That doesn’t scare 11-year-old Aaron Kreie of Fort Wayne.
I’d just reprogram the robots, the Arlington Elementary School student said. I want to be an engineer when I grow up.
Aaron is a member of J.A.B. Bots, one of 52 teams and among more than 400 students who participated in the FIRST Lego League Indiana Championship Tourney on Saturday at IPFW. The contest pit elementary and middle school pupils in a robotic contest. Since the summer, the students worked to develop their machines around the event’s theme, Nature’s Fury.
Vehicle robots had to tackle mock rescue exercises dealing with tsunamis and earthquakes and other natural disasters. The robots dodged power lines, routed ambulances, while engaging in human and animal rescues aboard large tabletop displays. The humans, of course, were Lego figures.
Uh, and so were the animals.
Besides teamwork, the top winners were judged on various categories, including mechanical design, programming, strategy and innovation, and performance. FIRST Lego League is a collaborative, international effort. The toy company and FIRST, a nonprofit organization, seek ways to fire up students about science, math, technology and engineering.

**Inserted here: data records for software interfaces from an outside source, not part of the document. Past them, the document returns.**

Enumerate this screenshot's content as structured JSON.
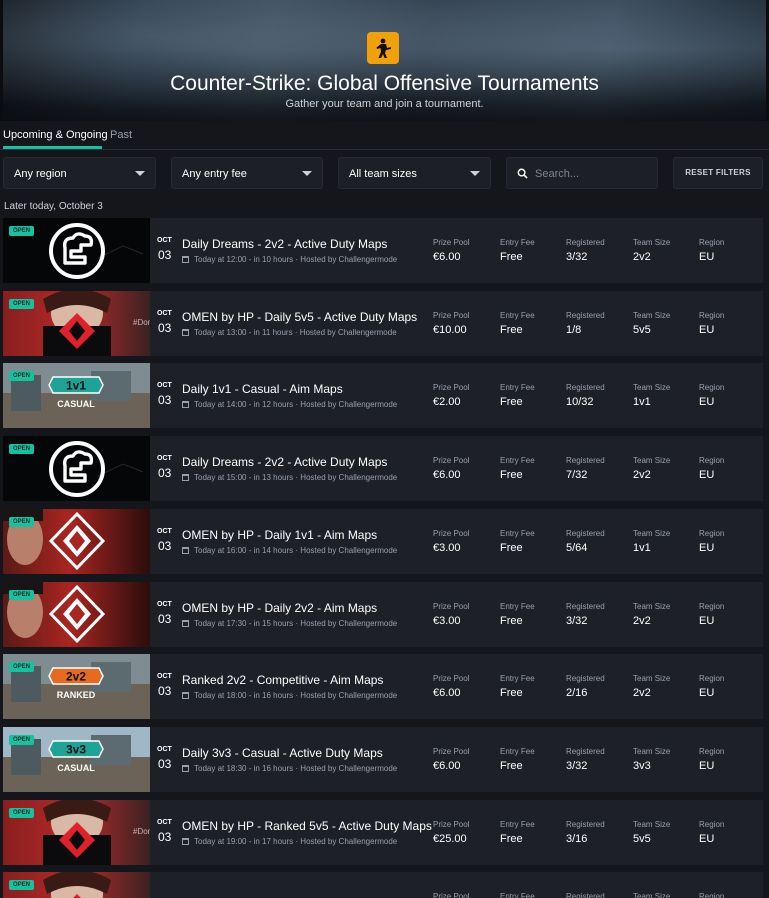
{
  "hero": {
    "title": "Counter-Strike: Global Offensive Tournaments",
    "subtitle": "Gather your team and join a tournament.",
    "game_icon": "csgo-soldier-icon",
    "accent": "#f0a10a"
  },
  "tabs": {
    "active": "Upcoming & Ongoing",
    "inactive": "Past"
  },
  "filters": {
    "region": "Any region",
    "entry_fee": "Any entry fee",
    "team_size": "All team sizes",
    "search_placeholder": "Search...",
    "reset_label": "RESET FILTERS"
  },
  "date_heading": "Later today, October 3",
  "colors": {
    "accent": "#12c2a0",
    "row_bg": "#1d2027",
    "page_bg": "#14161c"
  },
  "labels": {
    "prize": "Prize Pool",
    "fee": "Entry Fee",
    "registered": "Registered",
    "team_size": "Team Size",
    "region": "Region",
    "badge": "OPEN"
  },
  "tournaments": [
    {
      "thumb": "daily-dreams-logo",
      "month": "OCT",
      "day": "03",
      "title": "Daily Dreams - 2v2 - Active Duty Maps",
      "time": "Today at 12:00 - in 10 hours",
      "host": "Hosted by Challengermode",
      "prize": "€6.00",
      "fee": "Free",
      "registered": "3/32",
      "team_size": "2v2",
      "region": "EU"
    },
    {
      "thumb": "omen-5v5",
      "month": "OCT",
      "day": "03",
      "title": "OMEN by HP - Daily 5v5 - Active Duty Maps",
      "time": "Today at 13:00 - in 11 hours",
      "host": "Hosted by Challengermode",
      "prize": "€10.00",
      "fee": "Free",
      "registered": "1/8",
      "team_size": "5v5",
      "region": "EU"
    },
    {
      "thumb": "casual-1v1",
      "badge_text": "1v1",
      "badge_sub": "CASUAL",
      "month": "OCT",
      "day": "03",
      "title": "Daily 1v1 - Casual - Aim Maps",
      "time": "Today at 14:00 - in 12 hours",
      "host": "Hosted by Challengermode",
      "prize": "€2.00",
      "fee": "Free",
      "registered": "10/32",
      "team_size": "1v1",
      "region": "EU"
    },
    {
      "thumb": "daily-dreams-logo",
      "month": "OCT",
      "day": "03",
      "title": "Daily Dreams - 2v2 - Active Duty Maps",
      "time": "Today at 15:00 - in 13 hours",
      "host": "Hosted by Challengermode",
      "prize": "€6.00",
      "fee": "Free",
      "registered": "7/32",
      "team_size": "2v2",
      "region": "EU"
    },
    {
      "thumb": "omen-aim",
      "month": "OCT",
      "day": "03",
      "title": "OMEN by HP - Daily 1v1 - Aim Maps",
      "time": "Today at 16:00 - in 14 hours",
      "host": "Hosted by Challengermode",
      "prize": "€3.00",
      "fee": "Free",
      "registered": "5/64",
      "team_size": "1v1",
      "region": "EU"
    },
    {
      "thumb": "omen-aim",
      "month": "OCT",
      "day": "03",
      "title": "OMEN by HP - Daily 2v2 - Aim Maps",
      "time": "Today at 17:30 - in 15 hours",
      "host": "Hosted by Challengermode",
      "prize": "€3.00",
      "fee": "Free",
      "registered": "3/32",
      "team_size": "2v2",
      "region": "EU"
    },
    {
      "thumb": "ranked-2v2",
      "badge_text": "2v2",
      "badge_sub": "RANKED",
      "month": "OCT",
      "day": "03",
      "title": "Ranked 2v2 - Competitive - Aim Maps",
      "time": "Today at 18:00 - in 16 hours",
      "host": "Hosted by Challengermode",
      "prize": "€6.00",
      "fee": "Free",
      "registered": "2/16",
      "team_size": "2v2",
      "region": "EU"
    },
    {
      "thumb": "casual-3v3",
      "badge_text": "3v3",
      "badge_sub": "CASUAL",
      "month": "OCT",
      "day": "03",
      "title": "Daily 3v3 - Casual - Active Duty Maps",
      "time": "Today at 18:30 - in 16 hours",
      "host": "Hosted by Challengermode",
      "prize": "€6.00",
      "fee": "Free",
      "registered": "3/32",
      "team_size": "3v3",
      "region": "EU"
    },
    {
      "thumb": "omen-5v5",
      "month": "OCT",
      "day": "03",
      "title": "OMEN by HP - Ranked 5v5 - Active Duty Maps",
      "time": "Today at 19:00 - in 17 hours",
      "host": "Hosted by Challengermode",
      "prize": "€25.00",
      "fee": "Free",
      "registered": "3/16",
      "team_size": "5v5",
      "region": "EU"
    },
    {
      "thumb": "omen-5v5",
      "month": "",
      "day": "",
      "title": "",
      "time": "",
      "host": "",
      "prize": "",
      "fee": "",
      "registered": "",
      "team_size": "",
      "region": ""
    }
  ]
}
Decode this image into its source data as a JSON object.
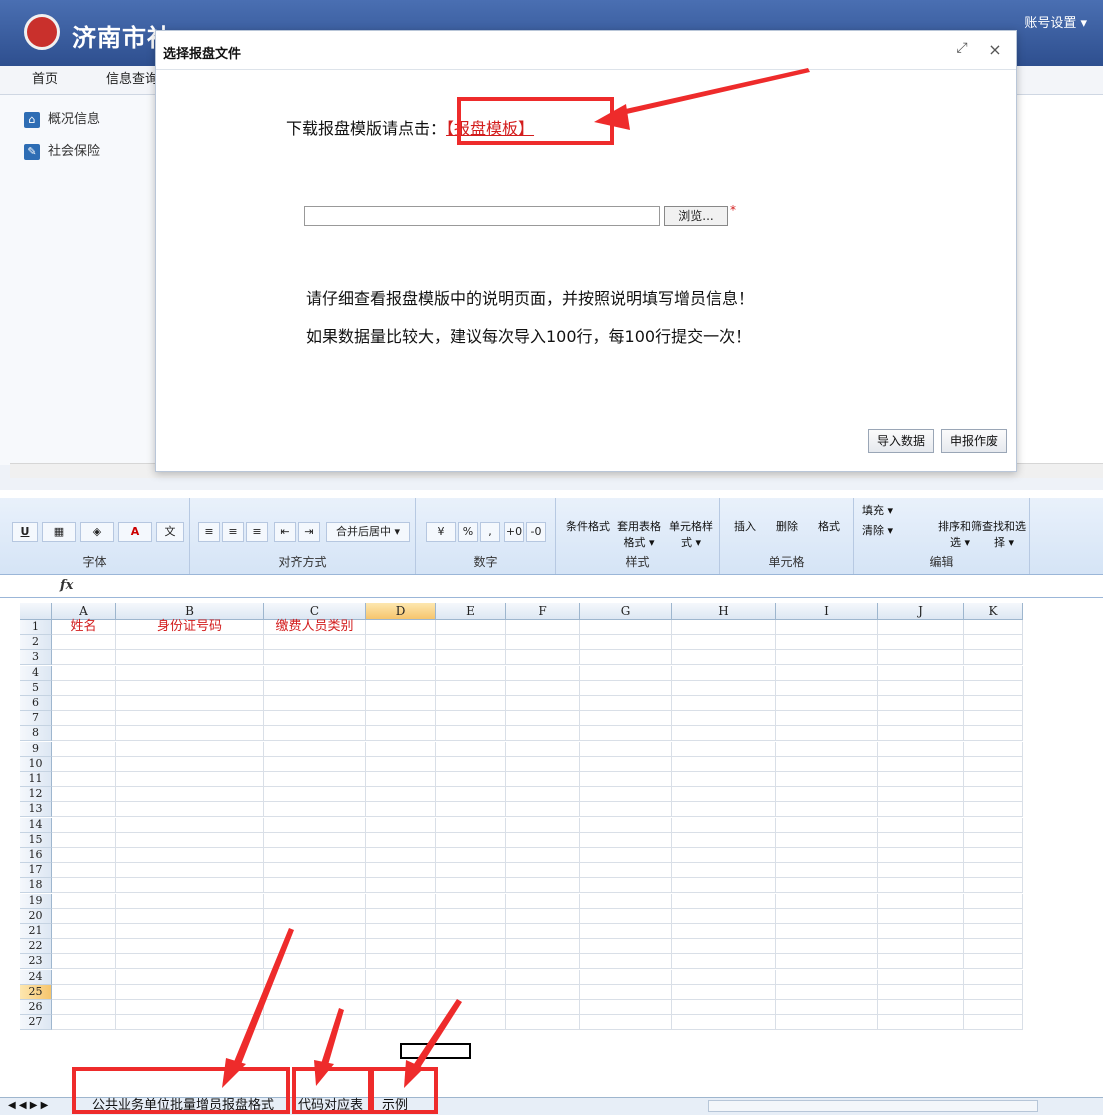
{
  "portal": {
    "site_title": "济南市社",
    "account_label": "账号设置 ▾",
    "nav": [
      "首页",
      "信息查询"
    ],
    "sidebar": [
      "概况信息",
      "社会保险"
    ]
  },
  "dialog": {
    "title": "选择报盘文件",
    "download_prefix": "下载报盘模版请点击：",
    "download_link": "【报盘模板】",
    "file_value": "",
    "browse_label": "浏览...",
    "required_mark": "*",
    "tip1": "请仔细查看报盘模版中的说明页面，并按照说明填写增员信息！",
    "tip2": "如果数据量比较大，建议每次导入100行，每100行提交一次！",
    "import_label": "导入数据",
    "cancel_label": "申报作废"
  },
  "ribbon": {
    "groups": [
      {
        "label": "字体"
      },
      {
        "label": "对齐方式",
        "merge": "合并后居中 ▾"
      },
      {
        "label": "数字",
        "percent": "%",
        "comma": ","
      },
      {
        "label": "样式",
        "items": [
          "条件格式",
          "套用表格格式 ▾",
          "单元格样式 ▾"
        ]
      },
      {
        "label": "单元格",
        "items": [
          "插入",
          "删除",
          "格式"
        ]
      },
      {
        "label": "编辑",
        "items": [
          "填充 ▾",
          "清除 ▾",
          "排序和筛选 ▾",
          "查找和选择 ▾"
        ]
      }
    ]
  },
  "sheet": {
    "columns": [
      "A",
      "B",
      "C",
      "D",
      "E",
      "F",
      "G",
      "H",
      "I",
      "J",
      "K"
    ],
    "active_column": "D",
    "active_row": "25",
    "header_row": [
      "姓名",
      "身份证号码",
      "缴费人员类别"
    ],
    "rows": [
      "1",
      "2",
      "3",
      "4",
      "5",
      "6",
      "7",
      "8",
      "9",
      "10",
      "11",
      "12",
      "13",
      "14",
      "15",
      "16",
      "17",
      "18",
      "19",
      "20",
      "21",
      "22",
      "23",
      "24",
      "25",
      "26",
      "27"
    ],
    "tabs": [
      "公共业务单位批量增员报盘格式",
      "代码对应表",
      "示例"
    ],
    "nav_arrows": "◀ ◀ ▶ ▶"
  },
  "accent": "#ee2b2b"
}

Winners of the Champions Award were YETI from Granger.
But there’s more to the event than winning the top award with an opportunity to compete at Legoland in either California or Florida, said Carol Dostal, outreach coordinator for IPFW’s College of Engineering, Technology, and Computer Science – the coordinating body of the event.
It’s about getting them excited about careers in this field, she said, as dozens of teams worked around her, tweaking their gadgets just prior to competing. We want them to learn about the engineering and design process. Equally important is learning teamwork.
Evansville home-schooler Alek Dunkelberger is a member The Solar Brothers. The 13-year-old said he thrives in the creative environment.
I like it a lot, he said. You have to be able to program your robot to do a bunch of things, like moving a tree without hitting a power line, taking someone’s pet to safety and stuff like that. It’s cool.
Although J.A.B. was the only team from Fort Wayne competing, there was no pressure to represent the event’s host city. Besides, other northeast Indiana teams took part, like New Haven, Angola, Huntington and Warsaw.
We were just were looking forward to it, said Sean Baker, an adult leader of J.A.B., which takes its name from Fort Wayne schools Jefferson Middle, Arlington Elementary and Blackhawk Middle. It’s a good experience because the kids learn something and have fun.